■ Goal of the exercise: The word "JSON" marks the lines to keep; find each one in the data and copy it.

■ Items listed in a dataset:
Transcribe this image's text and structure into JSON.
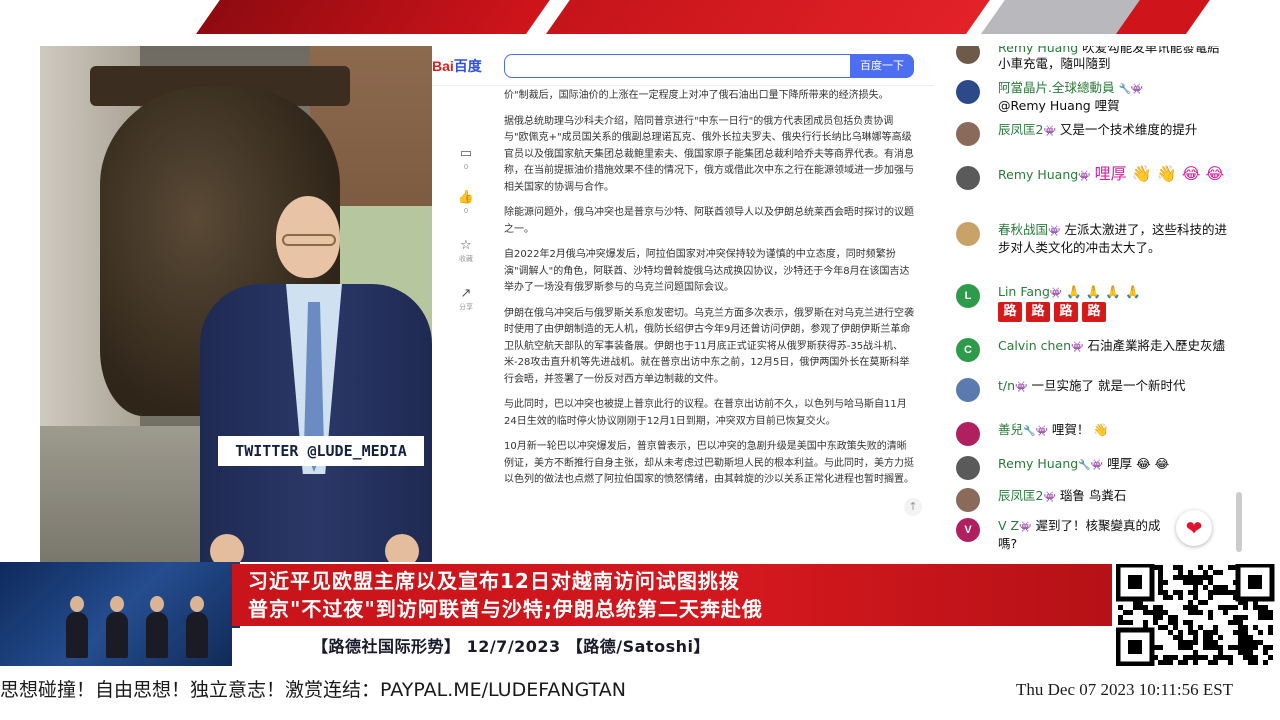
{
  "video": {
    "twitter_label": "TWITTER  @LUDE_MEDIA"
  },
  "article": {
    "logo_bai": "Bai",
    "logo_du": "百度",
    "search_value": "",
    "search_button": "百度一下",
    "tools": [
      {
        "icon": "comment-icon",
        "glyph": "▭",
        "count": "0"
      },
      {
        "icon": "thumbs-up-icon",
        "glyph": "👍",
        "count": "0"
      },
      {
        "icon": "star-icon",
        "glyph": "☆",
        "count": "收藏"
      },
      {
        "icon": "share-icon",
        "glyph": "↗",
        "count": "分享"
      }
    ],
    "paragraphs": [
      "价\"制裁后，国际油价的上涨在一定程度上对冲了俄石油出口量下降所带来的经济损失。",
      "据俄总统助理乌沙科夫介绍，陪同普京进行\"中东一日行\"的俄方代表团成员包括负责协调与\"欧佩克+\"成员国关系的俄副总理诺瓦克、俄外长拉夫罗夫、俄央行行长纳比乌琳娜等高级官员以及俄国家航天集团总裁鲍里索夫、俄国家原子能集团总裁利哈乔夫等商界代表。有消息称，在当前提振油价措施效果不佳的情况下，俄方或借此次中东之行在能源领域进一步加强与相关国家的协调与合作。",
      "除能源问题外，俄乌冲突也是普京与沙特、阿联酋领导人以及伊朗总统莱西会晤时探讨的议题之一。",
      "自2022年2月俄乌冲突爆发后，阿拉伯国家对冲突保持较为谨慎的中立态度，同时频繁扮演\"调解人\"的角色，阿联酋、沙特均曾斡旋俄乌达成换囚协议，沙特还于今年8月在该国吉达举办了一场没有俄罗斯参与的乌克兰问题国际会议。",
      "伊朗在俄乌冲突后与俄罗斯关系愈发密切。乌克兰方面多次表示，俄罗斯在对乌克兰进行空袭时使用了由伊朗制造的无人机，俄防长绍伊古今年9月还曾访问伊朗，参观了伊朗伊斯兰革命卫队航空航天部队的军事装备展。伊朗也于11月底正式证实将从俄罗斯获得苏-35战斗机、米-28攻击直升机等先进战机。就在普京出访中东之前，12月5日，俄伊两国外长在莫斯科举行会晤，并签署了一份反对西方单边制裁的文件。",
      "与此同时，巴以冲突也被提上普京此行的议程。在普京出访前不久，以色列与哈马斯自11月24日生效的临时停火协议刚刚于12月1日到期，冲突双方目前已恢复交火。",
      "10月新一轮巴以冲突爆发后，普京曾表示，巴以冲突的急剧升级是美国中东政策失败的清晰例证，美方不断推行自身主张，却从未考虑过巴勒斯坦人民的根本利益。与此同时，美方力挺以色列的做法也点燃了阿拉伯国家的愤怒情绪，由其斡旋的沙以关系正常化进程也暂时搁置。"
    ],
    "scroll_top_glyph": "↑"
  },
  "chat": {
    "messages": [
      {
        "avatar_color": "#6d5a4a",
        "avatar_text": "",
        "author": "Remy Huang",
        "badge": "",
        "text": "吹爱勾能发单讯能發電給小車充電，隨叫隨到"
      },
      {
        "avatar_color": "#2c4a8a",
        "avatar_text": "",
        "author": "阿當晶片.全球總動員",
        "badge": "🔧👾",
        "text": "@Remy Huang 哩賀"
      },
      {
        "avatar_color": "#8a6a5a",
        "avatar_text": "",
        "author": "辰凤匡2",
        "badge": "👾",
        "text": "又是一个技术维度的提升"
      },
      {
        "avatar_color": "#5a5a5a",
        "avatar_text": "",
        "author": "Remy Huang",
        "badge": "👾",
        "text": "哩厚 👋 👋 😂 😂"
      },
      {
        "avatar_color": "#c9a26a",
        "avatar_text": "",
        "author": "春秋战国",
        "badge": "👾",
        "text": "左派太激进了，这些科技的进步对人类文化的冲击太大了。"
      },
      {
        "avatar_color": "#2e9b4a",
        "avatar_text": "L",
        "author": "Lin Fang",
        "badge": "👾",
        "text": "🙏 🙏 🙏 🙏"
      },
      {
        "avatar_color": "#2e9b4a",
        "avatar_text": "C",
        "author": "Calvin chen",
        "badge": "👾",
        "text": "石油產業將走入歷史灰燼"
      },
      {
        "avatar_color": "#5a7ab0",
        "avatar_text": "",
        "author": "t/n",
        "badge": "👾",
        "text": "一旦实施了 就是一个新时代"
      },
      {
        "avatar_color": "#b02060",
        "avatar_text": "",
        "author": "善兒",
        "badge": "🔧👾",
        "text": "哩賀！ 👋"
      },
      {
        "avatar_color": "#5a5a5a",
        "avatar_text": "",
        "author": "Remy Huang",
        "badge": "🔧👾",
        "text": "哩厚 😂 😂"
      },
      {
        "avatar_color": "#8a6a5a",
        "avatar_text": "",
        "author": "辰凤匡2",
        "badge": "👾",
        "text": "瑙鲁 鸟粪石"
      },
      {
        "avatar_color": "#b02060",
        "avatar_text": "V",
        "author": "V Z",
        "badge": "👾",
        "text": "遲到了！核聚變真的成嗎?"
      }
    ],
    "road_chars": [
      "路",
      "路",
      "路",
      "路"
    ],
    "heart_glyph": "❤"
  },
  "banner": {
    "headline_1": "习近平见欧盟主席以及宣布12日对越南访问试图挑拨",
    "headline_2": "普京\"不过夜\"到访阿联酋与沙特;伊朗总统第二天奔赴俄",
    "subtitle": "【路德社国际形势】 12/7/2023 【路德/Satoshi】"
  },
  "footer": {
    "ticker": "思想碰撞！自由思想！独立意志！激赏连结：PAYPAL.ME/LUDEFANGTAN",
    "clock": "Thu Dec 07 2023 10:11:56 EST"
  },
  "colors": {
    "banner_red": "#d3181e",
    "baidu_blue": "#4e6ef2",
    "chat_author": "#2b7a3b"
  }
}
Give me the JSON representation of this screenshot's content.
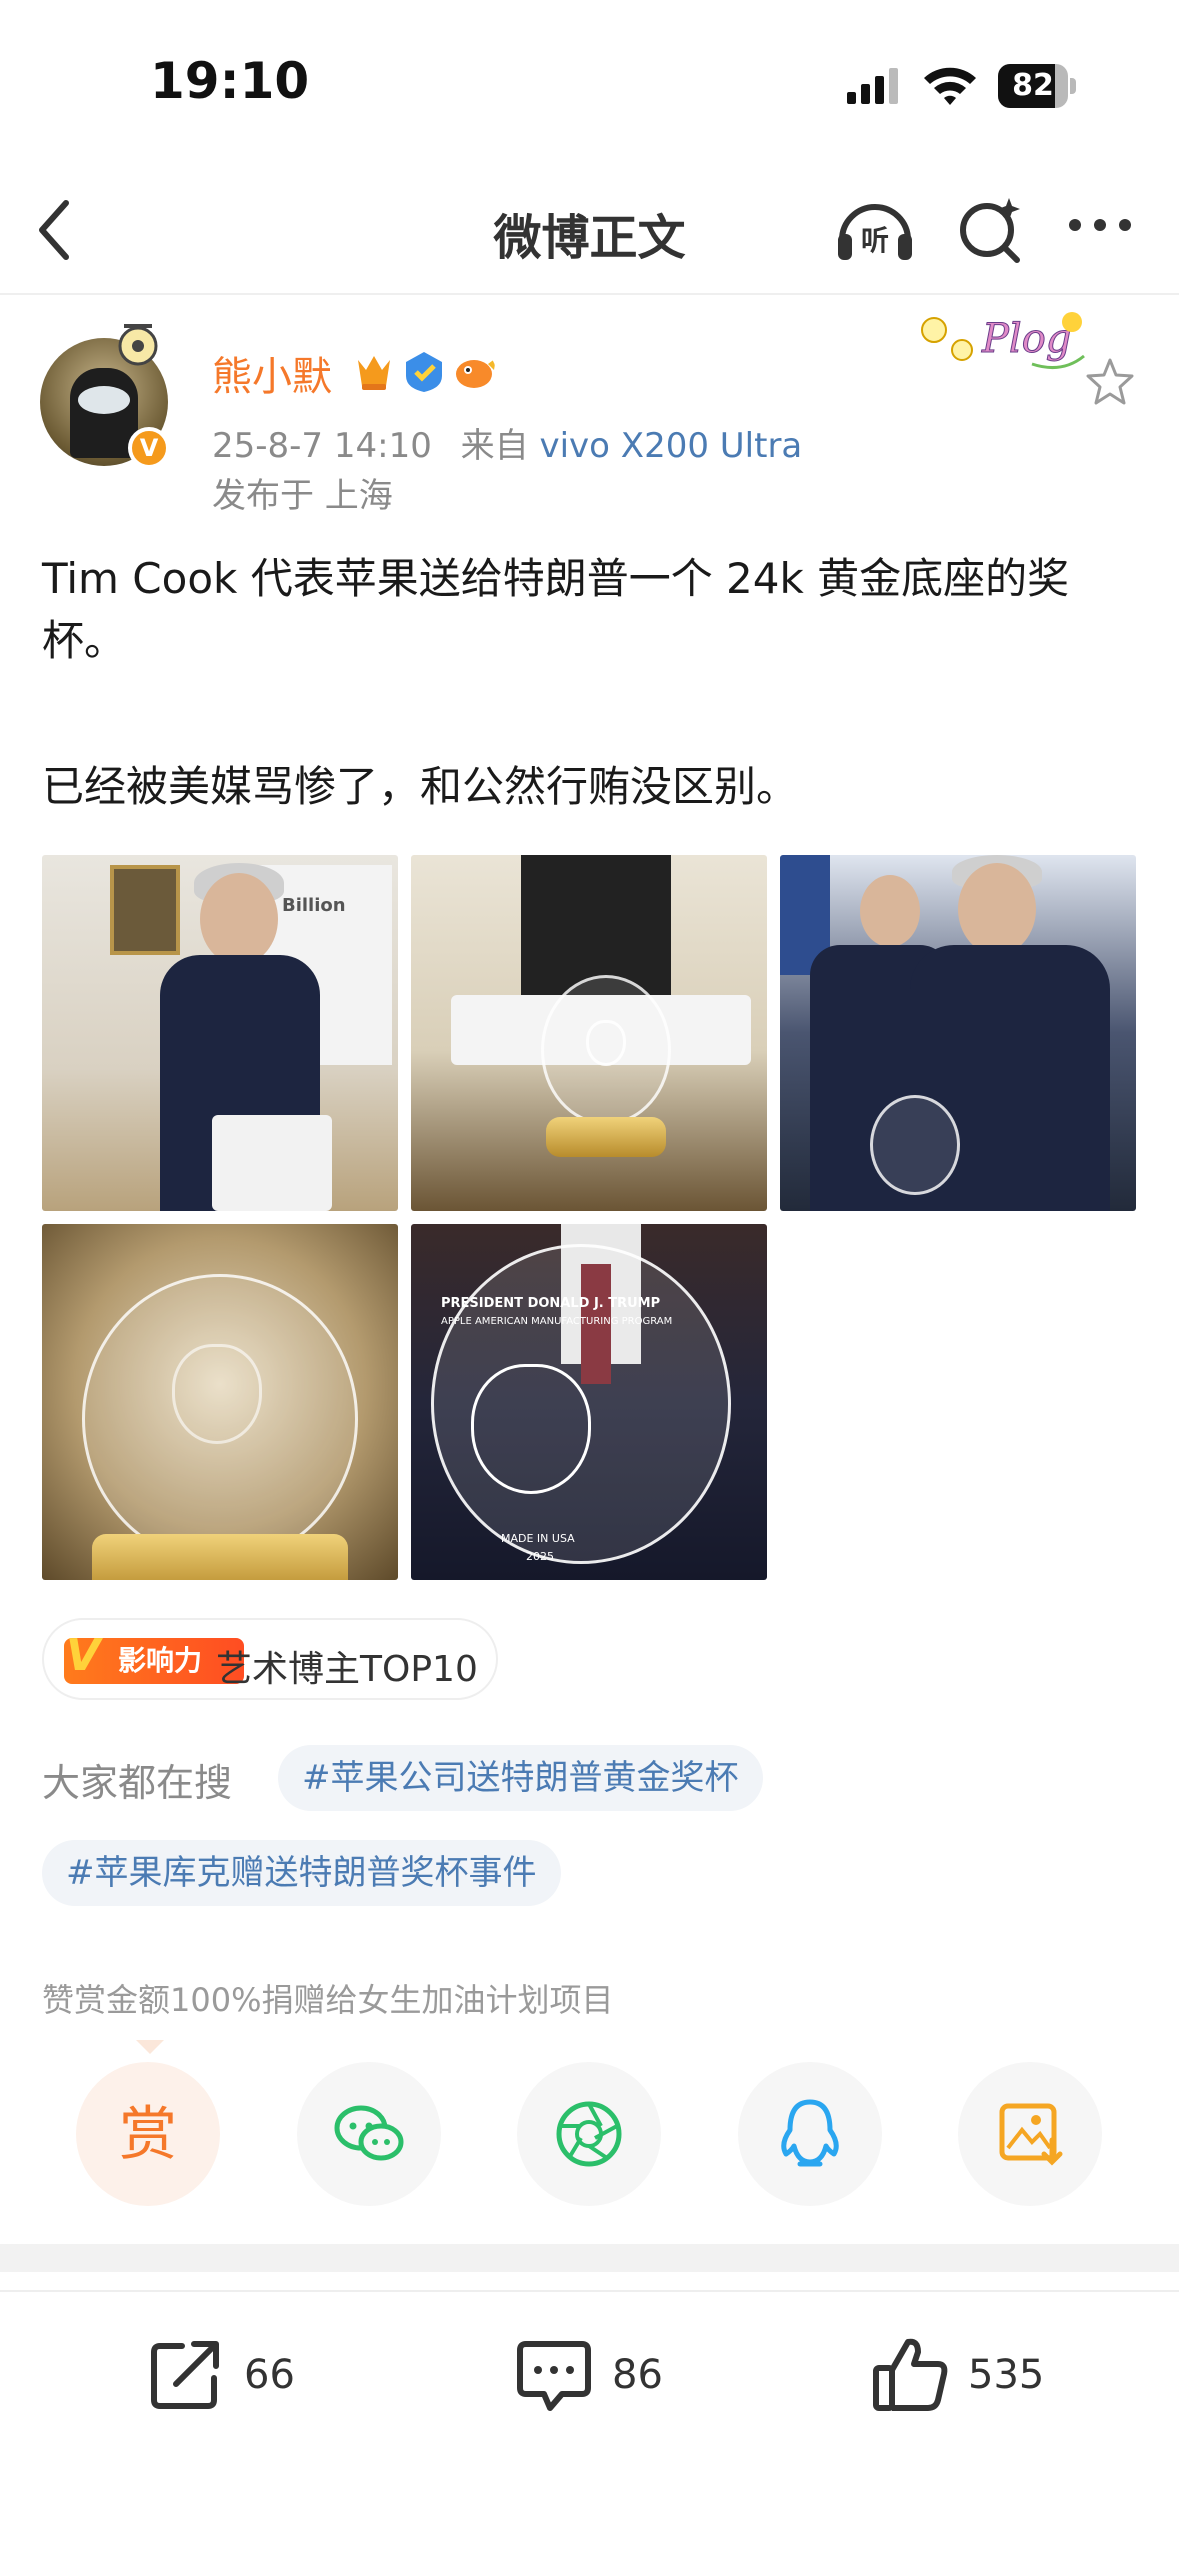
{
  "status_bar": {
    "time": "19:10",
    "battery": "82",
    "battery_level_pct": 82
  },
  "nav": {
    "title": "微博正文",
    "listen_label": "听"
  },
  "author": {
    "name": "熊小默",
    "verified_mark": "V",
    "timestamp": "25-8-7 14:10",
    "source_prefix": "来自",
    "device": "vivo X200 Ultra",
    "location": "发布于 上海"
  },
  "post": {
    "paragraph1": "Tim Cook 代表苹果送给特朗普一个 24k 黄金底座的奖杯。",
    "paragraph2": "已经被美媒骂惨了，和公然行贿没区别。"
  },
  "images": {
    "img1_text": "Billion",
    "img5_line1": "PRESIDENT DONALD J. TRUMP",
    "img5_line2": "APPLE AMERICAN MANUFACTURING PROGRAM",
    "img5_made": "MADE IN USA",
    "img5_year": "2025"
  },
  "influence": {
    "tag": "影响力",
    "tag_v": "V",
    "label": "艺术博主TOP10"
  },
  "hot_search": {
    "label": "大家都在搜",
    "tags": [
      "#苹果公司送特朗普黄金奖杯",
      "#苹果库克赠送特朗普奖杯事件"
    ]
  },
  "donate_note": "赞赏金额100%捐赠给女生加油计划项目",
  "share": {
    "reward_label": "赏"
  },
  "actions": {
    "repost_count": "66",
    "comment_count": "86",
    "like_count": "535"
  },
  "colors": {
    "accent_orange": "#f5782a",
    "link_blue": "#4b7bb3",
    "wechat_green": "#2bbf6a",
    "qq_blue": "#2aa6f0",
    "save_orange": "#f5a623"
  }
}
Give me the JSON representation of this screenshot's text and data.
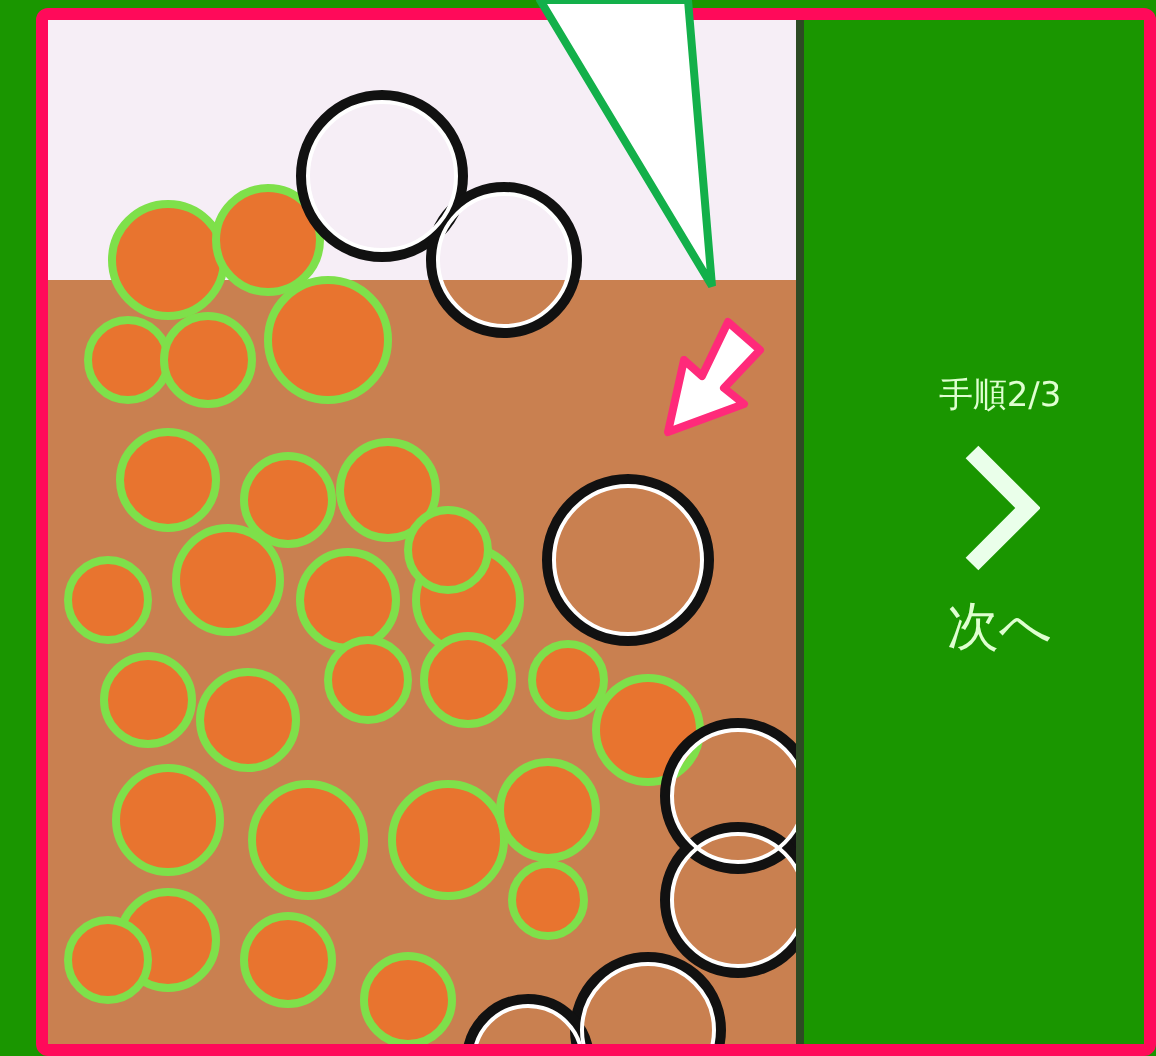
{
  "step_indicator": "手順2/3",
  "next_button": {
    "label": "次へ"
  }
}
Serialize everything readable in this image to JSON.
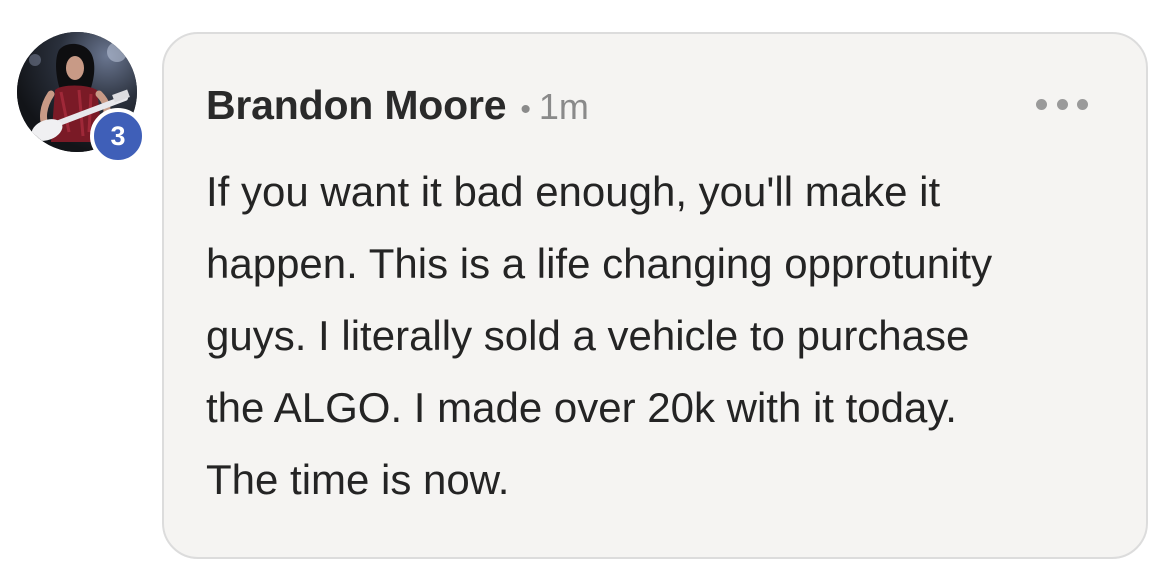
{
  "comment": {
    "author": "Brandon Moore",
    "separator": "•",
    "time": "1m",
    "badge_count": "3",
    "more_icon": "more-horizontal-icon",
    "lines": [
      "If you want it bad enough, you'll make it",
      "happen. This is a life changing opprotunity",
      "guys. I literally sold a vehicle to purchase",
      "the ALGO. I made over 20k with it today.",
      "The time is now."
    ],
    "colors": {
      "bubble": "#f5f4f2",
      "bubble_border": "#dcdcdc",
      "badge": "#3f5fb8",
      "author": "#2a2a2a",
      "muted": "#8a8a8a"
    }
  }
}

■ Result for this exercise:
Transcribe this image's text and structure into JSON.
Give me the JSON representation of this screenshot's content.
Give me the JSON representation of this screenshot's text and data.
Serialize everything readable in this image to JSON.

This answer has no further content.